By improving quality, we protect the safety and well-being of our patients, who often depend on us for their lives and their quality of life. At the same time, better quality care is often more efficient care. By avoiding complications, errors and readmissions, we not only serve the patient better, we also reduce the financial burden on the overall healthcare system.

Clifford Ko serves as director of the American College of Surgeons Division of Research and Optimal Patient Care. He is a practicing surgeon and serves as professor of surgery and health services at UCLA Schools of Medicine and Public Health, director of UCLA’s Center for Surgical Outcomes and Quality, and a research scientist at RAND Corporation. He holds a medical degree, BA in biology, and MS in biological/medical ethics from the University of Chicago, and a MSHS in health service research from the University of California.

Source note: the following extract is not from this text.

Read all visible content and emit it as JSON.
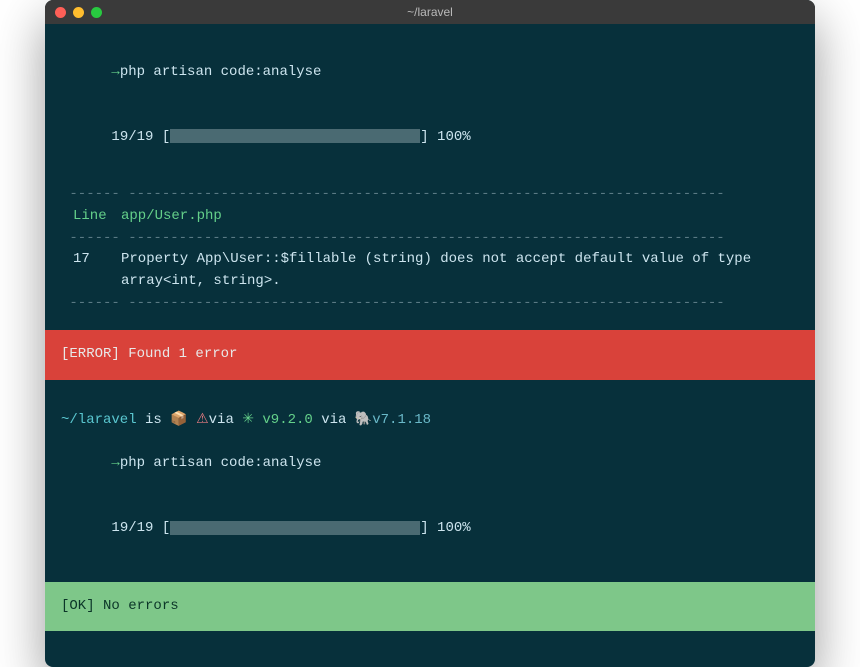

Dr. Ko can be contacted at

* The CoC is a consortium of professional organizations ACS helped to organize that is dedicated to improving survival and quality of life for cancer patients. There are 1,433 CoC-accredited cancer programs across the country, overseen by a network of 1,600 physician volunteers who treat more than 70% of cancer patients each year in the United States and lead state and local quality improvement initiatives.

American College of Surgeons Committee on Trauma. (2006). Resources for the optimal care of the injured patient.
Davenport, D. L., Holsapple, C. W., Conigliaro, J. (2009, September–October). Assessing surgical quality using administrative and clinical data sets: A direct comparison of the University HealthSystem Consortium clinical database and the National Surgical Quality Improvement Program data set. American Journal of Medical Quality, 24(5), 395-402.
Dimick, J. B., et al. (2006). Who pays for poor surgical quality? Building a business case for quality improvement. Journal of the American College of Surgeons 202, 933-937.
Hall, B. L., et al. (2009). Does surgical quality improve in the American College of Surgeons National Surgical Quality Improvement Program: An evaluation of all participating hospitals. Annals of Surgery, 250, 363-376.
Ingraham, A. M.,  et al. (2010). Association of Surgical Care Improvement Project infection-related process measure compliance with risk-adjusted outcomes: Implications for quality measurement. Journal of the American College of Surgery, 211, 705-714.
Khuri, S. F., Daley, J., & Henderson, W. G. (2002). The comparative assessment and improvement of quality of surgical care in the Department of Veterans Affairs. Archives of Surgery, 137, 20-27.
Landrigan, C. P., Parry, G. J., et al. (2010, November 25). Temporal trends in rates of patient harm resulting from medical care. New England Journal of Medicine, 363(22), 2124-2134.
MacKenzie, et al. (2006, January 26). A national evaluation of the effect of trauma-center care on mortality. New England Journal of Medicine, 354, 366–378.
Sachdeva, A. K., & Blair, P. G. (2004). Educating surgery resident in patient safety. Surgical Clinics of North America, 84, 1669-1698.